> **DESCRIPTION OF THE TASK**: Extract each record and reproduce it exactly.

> **STORED DATA**:

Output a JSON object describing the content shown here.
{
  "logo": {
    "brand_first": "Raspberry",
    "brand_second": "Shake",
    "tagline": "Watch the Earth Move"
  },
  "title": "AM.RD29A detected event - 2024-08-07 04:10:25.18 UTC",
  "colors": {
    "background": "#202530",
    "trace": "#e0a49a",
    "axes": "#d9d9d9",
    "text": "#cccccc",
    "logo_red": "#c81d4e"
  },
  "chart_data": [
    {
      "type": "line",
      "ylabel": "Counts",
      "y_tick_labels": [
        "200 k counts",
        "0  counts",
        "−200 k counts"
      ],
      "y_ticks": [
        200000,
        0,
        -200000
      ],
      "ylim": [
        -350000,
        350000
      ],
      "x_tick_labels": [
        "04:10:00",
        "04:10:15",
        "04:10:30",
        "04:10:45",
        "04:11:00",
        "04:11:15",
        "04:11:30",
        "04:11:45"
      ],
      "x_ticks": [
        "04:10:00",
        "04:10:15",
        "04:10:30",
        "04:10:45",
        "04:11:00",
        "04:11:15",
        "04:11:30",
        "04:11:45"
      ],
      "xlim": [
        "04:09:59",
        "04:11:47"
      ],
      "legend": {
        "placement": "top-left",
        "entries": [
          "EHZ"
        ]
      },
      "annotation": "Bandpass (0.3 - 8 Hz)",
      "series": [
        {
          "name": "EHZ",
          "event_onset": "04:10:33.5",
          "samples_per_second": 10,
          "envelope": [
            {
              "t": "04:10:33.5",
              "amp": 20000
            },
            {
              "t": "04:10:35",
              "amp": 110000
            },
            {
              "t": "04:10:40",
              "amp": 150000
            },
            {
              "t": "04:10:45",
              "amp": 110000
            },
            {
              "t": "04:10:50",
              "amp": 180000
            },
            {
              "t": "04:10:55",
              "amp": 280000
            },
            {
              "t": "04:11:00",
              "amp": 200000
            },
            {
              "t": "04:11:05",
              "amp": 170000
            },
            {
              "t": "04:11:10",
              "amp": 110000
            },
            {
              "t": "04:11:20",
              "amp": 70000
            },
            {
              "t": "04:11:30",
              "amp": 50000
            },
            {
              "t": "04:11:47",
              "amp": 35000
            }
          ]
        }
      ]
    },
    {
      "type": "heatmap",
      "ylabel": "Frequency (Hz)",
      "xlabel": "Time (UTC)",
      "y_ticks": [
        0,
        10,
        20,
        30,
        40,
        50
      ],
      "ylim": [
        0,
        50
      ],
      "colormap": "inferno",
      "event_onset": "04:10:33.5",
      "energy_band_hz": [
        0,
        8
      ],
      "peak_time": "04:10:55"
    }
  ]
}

> **THE ANSWER**:
Output a JSON object describing the content shown here.
{
  "logo": {
    "brand_first": "Raspberry",
    "brand_second": "Shake",
    "tagline": "Watch the Earth Move"
  },
  "title": "AM.RD29A detected event - 2024-08-07 04:10:25.18 UTC",
  "colors": {
    "background": "#202530",
    "trace": "#e0a49a",
    "axes": "#d9d9d9",
    "text": "#cccccc",
    "logo_red": "#c81d4e"
  },
  "chart_data": [
    {
      "type": "line",
      "ylabel": "Counts",
      "y_tick_labels": [
        "200 k counts",
        "0  counts",
        "−200 k counts"
      ],
      "y_ticks": [
        200000,
        0,
        -200000
      ],
      "ylim": [
        -350000,
        350000
      ],
      "x_tick_labels": [
        "04:10:00",
        "04:10:15",
        "04:10:30",
        "04:10:45",
        "04:11:00",
        "04:11:15",
        "04:11:30",
        "04:11:45"
      ],
      "x_ticks": [
        "04:10:00",
        "04:10:15",
        "04:10:30",
        "04:10:45",
        "04:11:00",
        "04:11:15",
        "04:11:30",
        "04:11:45"
      ],
      "xlim": [
        "04:09:59",
        "04:11:47"
      ],
      "legend": {
        "placement": "top-left",
        "entries": [
          "EHZ"
        ]
      },
      "annotation": "Bandpass (0.3 - 8 Hz)",
      "series": [
        {
          "name": "EHZ",
          "event_onset": "04:10:33.5",
          "samples_per_second": 10,
          "envelope": [
            {
              "t": "04:10:33.5",
              "amp": 20000
            },
            {
              "t": "04:10:35",
              "amp": 110000
            },
            {
              "t": "04:10:40",
              "amp": 150000
            },
            {
              "t": "04:10:45",
              "amp": 110000
            },
            {
              "t": "04:10:50",
              "amp": 180000
            },
            {
              "t": "04:10:55",
              "amp": 280000
            },
            {
              "t": "04:11:00",
              "amp": 200000
            },
            {
              "t": "04:11:05",
              "amp": 170000
            },
            {
              "t": "04:11:10",
              "amp": 110000
            },
            {
              "t": "04:11:20",
              "amp": 70000
            },
            {
              "t": "04:11:30",
              "amp": 50000
            },
            {
              "t": "04:11:47",
              "amp": 35000
            }
          ]
        }
      ]
    },
    {
      "type": "heatmap",
      "ylabel": "Frequency (Hz)",
      "xlabel": "Time (UTC)",
      "y_ticks": [
        0,
        10,
        20,
        30,
        40,
        50
      ],
      "ylim": [
        0,
        50
      ],
      "colormap": "inferno",
      "event_onset": "04:10:33.5",
      "energy_band_hz": [
        0,
        8
      ],
      "peak_time": "04:10:55"
    }
  ]
}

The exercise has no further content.